Line by line, output the data that follows exactly as written.

-.-.-

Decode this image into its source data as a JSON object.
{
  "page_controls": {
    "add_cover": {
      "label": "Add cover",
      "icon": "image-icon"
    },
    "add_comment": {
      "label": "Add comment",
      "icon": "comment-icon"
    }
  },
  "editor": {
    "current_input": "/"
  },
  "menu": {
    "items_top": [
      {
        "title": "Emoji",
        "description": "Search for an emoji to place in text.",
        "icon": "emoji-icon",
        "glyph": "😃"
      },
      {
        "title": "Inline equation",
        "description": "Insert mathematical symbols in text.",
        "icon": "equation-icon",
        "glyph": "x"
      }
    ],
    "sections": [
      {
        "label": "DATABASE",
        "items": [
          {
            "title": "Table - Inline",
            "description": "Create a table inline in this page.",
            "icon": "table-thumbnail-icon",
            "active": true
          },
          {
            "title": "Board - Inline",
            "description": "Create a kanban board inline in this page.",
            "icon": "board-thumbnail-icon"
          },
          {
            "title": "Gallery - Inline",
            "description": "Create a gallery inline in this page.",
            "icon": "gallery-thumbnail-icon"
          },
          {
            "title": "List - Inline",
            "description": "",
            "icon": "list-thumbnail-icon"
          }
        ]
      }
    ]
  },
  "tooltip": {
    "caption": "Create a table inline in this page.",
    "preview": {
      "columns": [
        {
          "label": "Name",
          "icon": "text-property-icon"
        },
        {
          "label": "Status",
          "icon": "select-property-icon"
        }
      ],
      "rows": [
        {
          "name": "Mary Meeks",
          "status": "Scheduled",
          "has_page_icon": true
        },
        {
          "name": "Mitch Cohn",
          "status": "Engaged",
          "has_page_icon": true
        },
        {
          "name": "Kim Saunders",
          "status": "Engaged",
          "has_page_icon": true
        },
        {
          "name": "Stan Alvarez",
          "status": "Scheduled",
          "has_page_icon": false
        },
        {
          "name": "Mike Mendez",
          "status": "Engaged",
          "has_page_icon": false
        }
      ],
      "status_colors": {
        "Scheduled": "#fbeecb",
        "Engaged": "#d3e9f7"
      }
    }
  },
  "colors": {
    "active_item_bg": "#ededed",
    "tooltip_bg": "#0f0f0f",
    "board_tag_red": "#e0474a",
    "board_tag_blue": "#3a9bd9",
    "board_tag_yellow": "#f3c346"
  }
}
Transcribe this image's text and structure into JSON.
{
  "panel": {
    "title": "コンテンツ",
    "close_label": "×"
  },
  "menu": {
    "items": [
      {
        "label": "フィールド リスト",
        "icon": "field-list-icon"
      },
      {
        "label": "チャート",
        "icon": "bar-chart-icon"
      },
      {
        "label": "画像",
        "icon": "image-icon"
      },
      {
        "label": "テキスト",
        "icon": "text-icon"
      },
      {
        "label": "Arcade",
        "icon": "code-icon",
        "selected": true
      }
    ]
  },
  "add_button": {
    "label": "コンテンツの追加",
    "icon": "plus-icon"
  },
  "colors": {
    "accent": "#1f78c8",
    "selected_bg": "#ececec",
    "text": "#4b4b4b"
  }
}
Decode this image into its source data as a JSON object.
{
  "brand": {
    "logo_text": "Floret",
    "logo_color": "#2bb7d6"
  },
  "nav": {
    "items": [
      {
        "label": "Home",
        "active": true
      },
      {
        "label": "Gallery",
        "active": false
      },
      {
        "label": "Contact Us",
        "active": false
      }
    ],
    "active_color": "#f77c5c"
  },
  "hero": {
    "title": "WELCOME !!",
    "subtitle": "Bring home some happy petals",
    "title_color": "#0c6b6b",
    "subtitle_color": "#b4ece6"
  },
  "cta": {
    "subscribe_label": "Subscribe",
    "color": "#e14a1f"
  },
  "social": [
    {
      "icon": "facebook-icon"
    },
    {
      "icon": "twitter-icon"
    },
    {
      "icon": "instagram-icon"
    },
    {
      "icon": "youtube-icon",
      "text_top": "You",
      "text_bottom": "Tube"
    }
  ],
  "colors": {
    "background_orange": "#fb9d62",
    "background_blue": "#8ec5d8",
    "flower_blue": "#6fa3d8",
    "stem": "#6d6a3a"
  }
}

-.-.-

Solution below:
Decode this image into its source data as a JSON object.
{
  "page_controls": {
    "add_cover": {
      "label": "Add cover",
      "icon": "image-icon"
    },
    "add_comment": {
      "label": "Add comment",
      "icon": "comment-icon"
    }
  },
  "editor": {
    "current_input": "/"
  },
  "menu": {
    "items_top": [
      {
        "title": "Emoji",
        "description": "Search for an emoji to place in text.",
        "icon": "emoji-icon",
        "glyph": "😃"
      },
      {
        "title": "Inline equation",
        "description": "Insert mathematical symbols in text.",
        "icon": "equation-icon",
        "glyph": "x"
      }
    ],
    "sections": [
      {
        "label": "DATABASE",
        "items": [
          {
            "title": "Table - Inline",
            "description": "Create a table inline in this page.",
            "icon": "table-thumbnail-icon",
            "active": true
          },
          {
            "title": "Board - Inline",
            "description": "Create a kanban board inline in this page.",
            "icon": "board-thumbnail-icon"
          },
          {
            "title": "Gallery - Inline",
            "description": "Create a gallery inline in this page.",
            "icon": "gallery-thumbnail-icon"
          },
          {
            "title": "List - Inline",
            "description": "",
            "icon": "list-thumbnail-icon"
          }
        ]
      }
    ]
  },
  "tooltip": {
    "caption": "Create a table inline in this page.",
    "preview": {
      "columns": [
        {
          "label": "Name",
          "icon": "text-property-icon"
        },
        {
          "label": "Status",
          "icon": "select-property-icon"
        }
      ],
      "rows": [
        {
          "name": "Mary Meeks",
          "status": "Scheduled",
          "has_page_icon": true
        },
        {
          "name": "Mitch Cohn",
          "status": "Engaged",
          "has_page_icon": true
        },
        {
          "name": "Kim Saunders",
          "status": "Engaged",
          "has_page_icon": true
        },
        {
          "name": "Stan Alvarez",
          "status": "Scheduled",
          "has_page_icon": false
        },
        {
          "name": "Mike Mendez",
          "status": "Engaged",
          "has_page_icon": false
        }
      ],
      "status_colors": {
        "Scheduled": "#fbeecb",
        "Engaged": "#d3e9f7"
      }
    }
  },
  "colors": {
    "active_item_bg": "#ededed",
    "tooltip_bg": "#0f0f0f",
    "board_tag_red": "#e0474a",
    "board_tag_blue": "#3a9bd9",
    "board_tag_yellow": "#f3c346"
  }
}
Transcribe this image's text and structure into JSON.
{
  "panel": {
    "title": "コンテンツ",
    "close_label": "×"
  },
  "menu": {
    "items": [
      {
        "label": "フィールド リスト",
        "icon": "field-list-icon"
      },
      {
        "label": "チャート",
        "icon": "bar-chart-icon"
      },
      {
        "label": "画像",
        "icon": "image-icon"
      },
      {
        "label": "テキスト",
        "icon": "text-icon"
      },
      {
        "label": "Arcade",
        "icon": "code-icon",
        "selected": true
      }
    ]
  },
  "add_button": {
    "label": "コンテンツの追加",
    "icon": "plus-icon"
  },
  "colors": {
    "accent": "#1f78c8",
    "selected_bg": "#ececec",
    "text": "#4b4b4b"
  }
}
Decode this image into its source data as a JSON object.
{
  "brand": {
    "logo_text": "Floret",
    "logo_color": "#2bb7d6"
  },
  "nav": {
    "items": [
      {
        "label": "Home",
        "active": true
      },
      {
        "label": "Gallery",
        "active": false
      },
      {
        "label": "Contact Us",
        "active": false
      }
    ],
    "active_color": "#f77c5c"
  },
  "hero": {
    "title": "WELCOME !!",
    "subtitle": "Bring home some happy petals",
    "title_color": "#0c6b6b",
    "subtitle_color": "#b4ece6"
  },
  "cta": {
    "subscribe_label": "Subscribe",
    "color": "#e14a1f"
  },
  "social": [
    {
      "icon": "facebook-icon"
    },
    {
      "icon": "twitter-icon"
    },
    {
      "icon": "instagram-icon"
    },
    {
      "icon": "youtube-icon",
      "text_top": "You",
      "text_bottom": "Tube"
    }
  ],
  "colors": {
    "background_orange": "#fb9d62",
    "background_blue": "#8ec5d8",
    "flower_blue": "#6fa3d8",
    "stem": "#6d6a3a"
  }
}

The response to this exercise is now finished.